KIRK FERENTZ: We had nothing to do with that, just for the record. No fingerprints, no DNA, no nothing.
Q. But those types of things kind of tend to fester — I know it probably does with you guys —
KIRK FERENTZ: Yeah, with old people, but all the guys playing in the game weren’t even born then. That’s so long ago. I do have a good friend that still thinks that’s the greatest thing he ever saw in sports. He saw it on TV, and he also said, your fans aren’t very smart, they’re not going to get that thing through a revolving door. But he still talks about that.
Q. It didn’t matter at the time.
KIRK FERENTZ: I can remember in the ’80s where it was not a healthy rivalry. When I got here in ’81 it was not a healthy rivalry. There was a lot of real hostility and bad blood and all that. So I think it’s just a good, competitive series, and there’s a lot of that going on in the conference, which is good for everybody, I think.
Q. Does it help that you’re playing a team like a Minnesota that’s already a rival, you have a great trophy and everything, but also the fact that they’re here and they’re ranked high to motivate your team? Just every aspect that you could want —
KIRK FERENTZ: You’d have to ask our players, but I think every time you play a ranked team it gets your attention. I’m not minimizing September, but September rankings really are kind of speculative. Now you’re in November. So rankings I do think are a little bit more significant now, and we have a little bit of idea of who’s who, what’s what. So yeah, I think certainly it gets your attention. To me their ranking matches their record, and their record matches who they are and what they’ve done on the field most importantly.
I missed the show last night. Or is that tonight? I can’t wait to see where they’re at. But that drama is really killing me. All I know is they’re 9-0, and they look like a top-10 team. Yeah, I think certainly it gets your attention. If you’re smart, you’ve got to take note of that.
Q. Are you excited to see your ranking?
KIRK FERENTZ: I could care less right now. We’re 6-3 and we’ve got to get to seven. That’s the next most important thing for us right now.
Q. Is this whole name thing, like we talked at Big Ten Media Day about Northwestern, how like there’s a gap between what they look like and what people perceive? Do you get that with Minnesota?

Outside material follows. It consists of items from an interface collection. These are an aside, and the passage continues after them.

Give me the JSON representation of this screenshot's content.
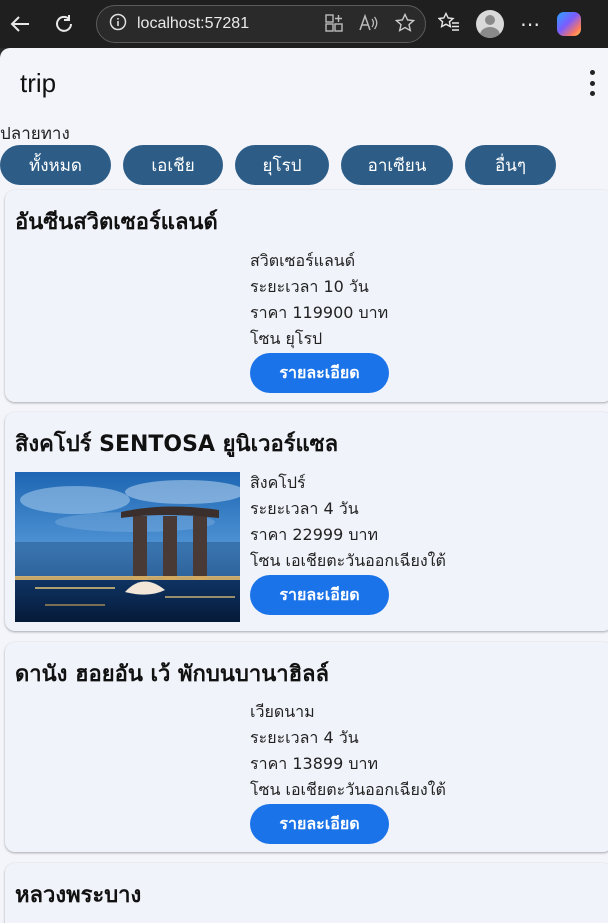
{
  "browser": {
    "url": "localhost:57281"
  },
  "app": {
    "title": "trip",
    "section_label": "ปลายทาง",
    "filters": [
      "ทั้งหมด",
      "เอเชีย",
      "ยุโรป",
      "อาเซียน",
      "อื่นๆ"
    ]
  },
  "trips": [
    {
      "title": "อันซีนสวิตเซอร์แลนด์",
      "country": "สวิตเซอร์แลนด์",
      "duration": "ระยะเวลา 10 วัน",
      "price": "ราคา 119900 บาท",
      "zone": "โซน ยุโรป",
      "button": "รายละเอียด"
    },
    {
      "title": "สิงคโปร์ SENTOSA ยูนิเวอร์แซล",
      "country": "สิงคโปร์",
      "duration": "ระยะเวลา 4 วัน",
      "price": "ราคา 22999 บาท",
      "zone": "โซน เอเชียตะวันออกเฉียงใต้",
      "button": "รายละเอียด"
    },
    {
      "title": "ดานัง ฮอยอัน เว้ พักบนบานาฮิลล์",
      "country": "เวียดนาม",
      "duration": "ระยะเวลา 4 วัน",
      "price": "ราคา 13899 บาท",
      "zone": "โซน เอเชียตะวันออกเฉียงใต้",
      "button": "รายละเอียด"
    },
    {
      "title": "หลวงพระบาง"
    }
  ]
}
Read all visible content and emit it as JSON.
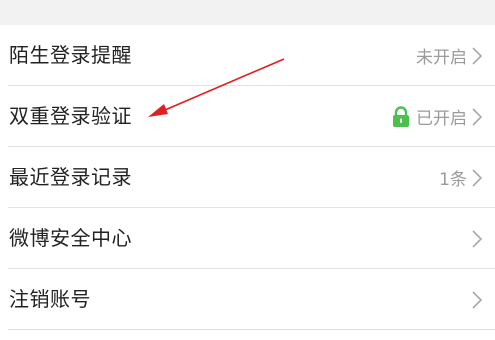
{
  "settings": {
    "items": [
      {
        "label": "陌生登录提醒",
        "value": "未开启",
        "icon": ""
      },
      {
        "label": "双重登录验证",
        "value": "已开启",
        "icon": "lock-icon"
      },
      {
        "label": "最近登录记录",
        "value": "1条",
        "icon": ""
      },
      {
        "label": "微博安全中心",
        "value": "",
        "icon": ""
      },
      {
        "label": "注销账号",
        "value": "",
        "icon": ""
      }
    ]
  },
  "colors": {
    "lock": "#4cc04c",
    "arrow": "#e02020",
    "muted_text": "#9b9b9b",
    "separator": "#e3e3e3",
    "top_gap": "#f2f2f2"
  }
}
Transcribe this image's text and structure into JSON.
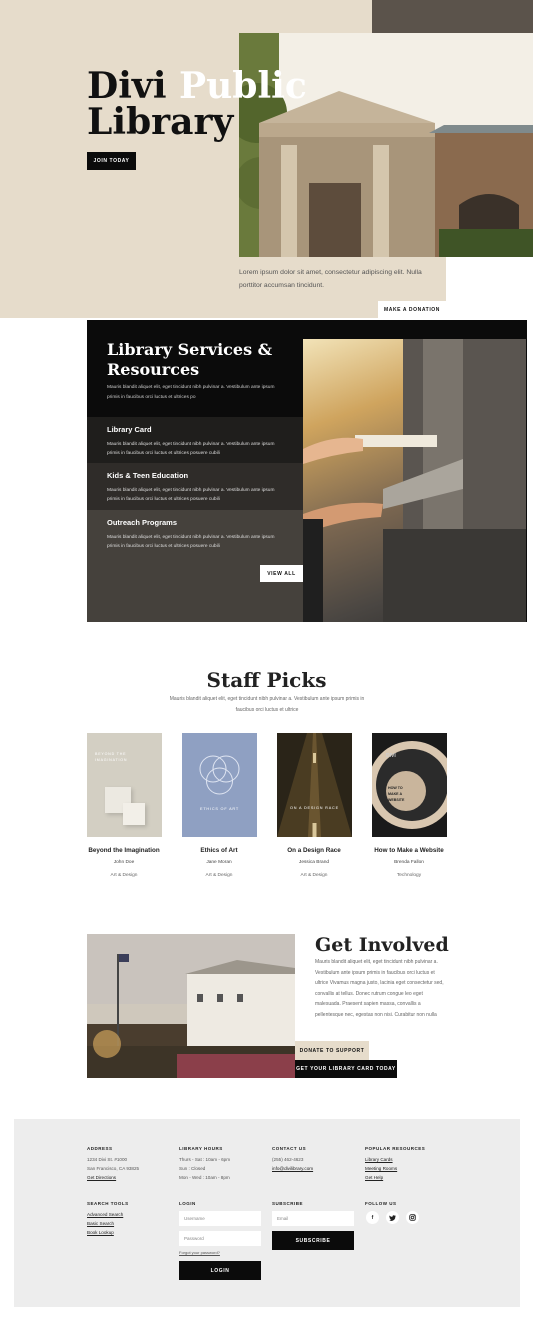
{
  "hero": {
    "title_line1_a": "Divi",
    "title_line1_b": "Public",
    "title_line2": "Library",
    "join_button": "JOIN TODAY",
    "description": "Lorem ipsum dolor sit amet, consectetur adipiscing elit. Nulla porttitor accumsan tincidunt.",
    "donate_button": "MAKE A DONATION"
  },
  "services": {
    "title": "Library Services & Resources",
    "intro": "Mauris blandit aliquet elit, eget tincidunt nibh pulvinar a. Vestibulum ante ipsum primis in faucibus orci luctus et ultrices po",
    "items": [
      {
        "title": "Library Card",
        "text": "Mauris blandit aliquet elit, eget tincidunt nibh pulvinar a. Vestibulum ante ipsum primis in faucibus orci luctus et ultrices posuere cubili"
      },
      {
        "title": "Kids & Teen Education",
        "text": "Mauris blandit aliquet elit, eget tincidunt nibh pulvinar a. Vestibulum ante ipsum primis in faucibus orci luctus et ultrices posuere cubili"
      },
      {
        "title": "Outreach Programs",
        "text": "Mauris blandit aliquet elit, eget tincidunt nibh pulvinar a. Vestibulum ante ipsum primis in faucibus orci luctus et ultrices posuere cubili"
      }
    ],
    "view_all_button": "VIEW ALL"
  },
  "staff_picks": {
    "title": "Staff Picks",
    "intro": "Mauris blandit aliquet elit, eget tincidunt nibh pulvinar a. Vestibulum ante ipsum primis in faucibus orci luctus et ultrice",
    "books": [
      {
        "title": "Beyond the Imagination",
        "author": "John Doe",
        "genre": "Art & Design",
        "cover_text": "BEYOND THE IMAGINATION"
      },
      {
        "title": "Ethics of Art",
        "author": "Jane Moran",
        "genre": "Art & Design",
        "cover_text": "ETHICS OF ART"
      },
      {
        "title": "On a Design Race",
        "author": "Jessica Brand",
        "genre": "Art & Design",
        "cover_text": "ON A DESIGN RACE"
      },
      {
        "title": "How to Make a Website",
        "author": "Brenda Fallon",
        "genre": "Technology",
        "cover_text": "HOW TO MAKE A WEBSITE",
        "cover_brand": "DIVI"
      }
    ]
  },
  "get_involved": {
    "title": "Get Involved",
    "text": "Mauris blandit aliquet elit, eget tincidunt nibh pulvinar a. Vestibulum ante ipsum primis in faucibus orci luctus et ultrice Vivamus magna justo, lacinia eget consectetur sed, convallis at tellus. Donec rutrum congue leo eget malesuada. Praesent sapien massa, convallis a pellentesque nec, egestas non nisi. Curabitur non nulla",
    "donate_button": "DONATE TO SUPPORT",
    "card_button": "GET YOUR LIBRARY CARD TODAY"
  },
  "footer": {
    "address": {
      "heading": "ADDRESS",
      "line1": "1234 Divi St. #1000",
      "line2": "San Francisco, CA 93825",
      "link": "Get Directions"
    },
    "hours": {
      "heading": "LIBRARY HOURS",
      "line1": "Thurs - Sat : 10am - 6pm",
      "line2": "Sun : Closed",
      "line3": "Mon - Wed : 10am - 8pm"
    },
    "contact": {
      "heading": "CONTACT US",
      "phone": "(255) 462-4623",
      "email": "info@divilibrary.com"
    },
    "resources": {
      "heading": "POPULAR RESOURCES",
      "links": [
        "Library Cards",
        "Meeting Rooms",
        "Get Help"
      ]
    },
    "search_tools": {
      "heading": "SEARCH TOOLS",
      "links": [
        "Advanced Search",
        "Basic Search",
        "Book Lookup"
      ]
    },
    "login": {
      "heading": "LOGIN",
      "username_placeholder": "Username",
      "password_placeholder": "Password",
      "forgot": "Forgot your password?",
      "button": "LOGIN"
    },
    "subscribe": {
      "heading": "SUBSCRIBE",
      "email_placeholder": "Email",
      "button": "SUBSCRIBE"
    },
    "follow": {
      "heading": "FOLLOW US",
      "icons": [
        "facebook-icon",
        "twitter-icon",
        "instagram-icon"
      ]
    }
  },
  "colors": {
    "beige": "#e6dccb",
    "dark": "#0b0b0b",
    "taupe": "#5b534b",
    "footer_bg": "#ededed"
  }
}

KIRK FERENTZ: Yeah, and I don’t want to get too — but it seems like the talk, maybe a couple weeks ago, well, they hadn’t played anybody yet and all that kind of stuff. All I know is they’ve improved every week, which is really important if you’re going to be a good football team at the end of the year, and then they left no doubt about it Saturday. That wasn’t a fluke win. They took the lead, kept the lead, and they really played like a winning football team against a team that we’ve tried to compete against, and we know how good Penn State is personally. We’ve got a lot of respect for what they’ve done, and they’ve earned it the hard way. They’ve gone out there and done it week after week. There are some teams maybe that don’t require a lot of sweat to beat, but over the — you play in the Big Ten and you’re 9-0, it’s not easy to get there. It’s just a really tough thing to do. I’d say that’s true of any Power Five conference with all due respect to everybody else. But if you’re in a Power Five conference and you’re 9-0, you’re a legitimate football team, that’s for sure.